Lord Markham (Con): We do not have a national waiting time standard for these services, so this data is not available. However, increasing access to these services is a priority.
On 16th November 2022, the Lord Bishop of Southwell and Nottingham spoke in support of an amendment to the Public Order Bill on behalf of the Bishop of St Albans, who was a signatory to the amendment. The amendment would provide a definition for the phrase “serious disruption” to the “community” used in the bill:
The Lord Bishop of Southwell and Nottingham: My Lords, in the absence of my right reverend friend the Bishop of St Albans, who is a signatory to Amendment 17 but unable to be present in the Chamber this afternoon, I am pleased to speak in its support, as it provides much- needed clarity to the law. I am also very grateful to the noble Lord, Lord Paddick, for explaining the amendments with such clarity at the beginning of this group.
I will make two main points. First, the Bill, in its present form, fails to provide a definition of what constitutes “serious disruption” to the “community”. I strongly support providing a strict statutory definition of this; it will give clearer guidelines to the police as to what is acceptable, as well as to those wishing to engage in lawful protest, and will provide much-needed democratic oversight to the Bill. Under the current law and the Bill as drafted, there is no clear definition of what disruption to the community means, and it would be subject to the discretion of the police themselves. A lack of clarity is not helpful to either the police or the community. As reported in evidence to the Bill Committee in the other place, many police officers have expressed a desire for clearer statutory guidance, and many are concerned that they will be asked to make decisions on matters which they do not have the confidence to make. If we are to reflect on the consequences of the amendment, we can see that it would mean that protesters would rightly be prevented from disruption to essential services—schools, hospitals or places of worship—but the right to reasonable democratic protest would still be protected.
The Lord Bishop of Southwell and Nottingham received the following written answer on 8th November 2022:

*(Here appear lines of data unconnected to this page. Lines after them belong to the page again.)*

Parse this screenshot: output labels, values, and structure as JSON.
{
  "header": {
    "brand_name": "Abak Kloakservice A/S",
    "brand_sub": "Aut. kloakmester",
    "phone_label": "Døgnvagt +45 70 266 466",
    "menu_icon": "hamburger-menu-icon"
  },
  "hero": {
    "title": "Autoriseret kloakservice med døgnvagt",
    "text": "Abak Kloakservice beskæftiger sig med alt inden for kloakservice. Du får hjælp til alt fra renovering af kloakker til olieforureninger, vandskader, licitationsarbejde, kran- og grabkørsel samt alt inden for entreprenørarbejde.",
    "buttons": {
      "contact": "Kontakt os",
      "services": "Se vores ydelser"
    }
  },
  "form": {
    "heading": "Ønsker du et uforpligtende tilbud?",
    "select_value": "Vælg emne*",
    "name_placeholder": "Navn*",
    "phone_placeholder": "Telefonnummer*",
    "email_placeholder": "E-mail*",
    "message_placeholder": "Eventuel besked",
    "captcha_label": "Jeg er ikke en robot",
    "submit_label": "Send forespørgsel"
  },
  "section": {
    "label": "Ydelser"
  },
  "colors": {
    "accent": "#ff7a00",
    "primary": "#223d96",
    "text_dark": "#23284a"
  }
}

The Lord Bishop of Southwell and Nottingham asked His Majesty’s Government what assessment they have made of the partnership between the conservation interests of the RSPB and the business Tarmac in the restoration of reedbeds at Langford Lowfields on the banks of the River Trent; and what steps they are taking to help landowners restore land in similar, environmentally-beneficial ways.
The Bishop of Southwell and Nottingham received the following written answer on 31st October 2022:
The Lord Bishop of Southwell and Nottingham asked His Majesty’s Government when they plan to introduce the Renters Reform Bill; and, given the increase in mortgage costs may lead to tenants spending longer in rented accommodation, what consideration they have given to bringing forward their timetable for seeking to get the Bill passed.
On 21st July 2022 the Bishop of Southwell and Nottingham, Rt Revd Paul Williams, delivered his maiden speech in the House of Lords during Lord Alton’s debate, “that this House takes note of (1) the impact of the Russian blockade of Ukrainian ports on food insecurity in developing countries, and (2) its contribution to the danger of famine in (a) the Horn of Africa, and (b) East Africa.”
The Lord Bishop of Southwell and Nottingham (Maiden Speech): My Lords, I begin by thanking fellow Members for their gracious welcome and expressing my gratitude to the parliamentary staff and officers who have so kindly supported my introduction to the House.
It is an honour to make this maiden speech in such an important debate, which focuses so clearly on the needs of the most vulnerable: those affected by the sudden steep rise in global food prices resulting from Russia’s terrible war and blockade in Ukraine. I pay tribute to the noble Lord, Lord Alton, both for bringing this debate to the House and for his long record of campaigning advocacy on behalf of those whose suffering is too often overlooked.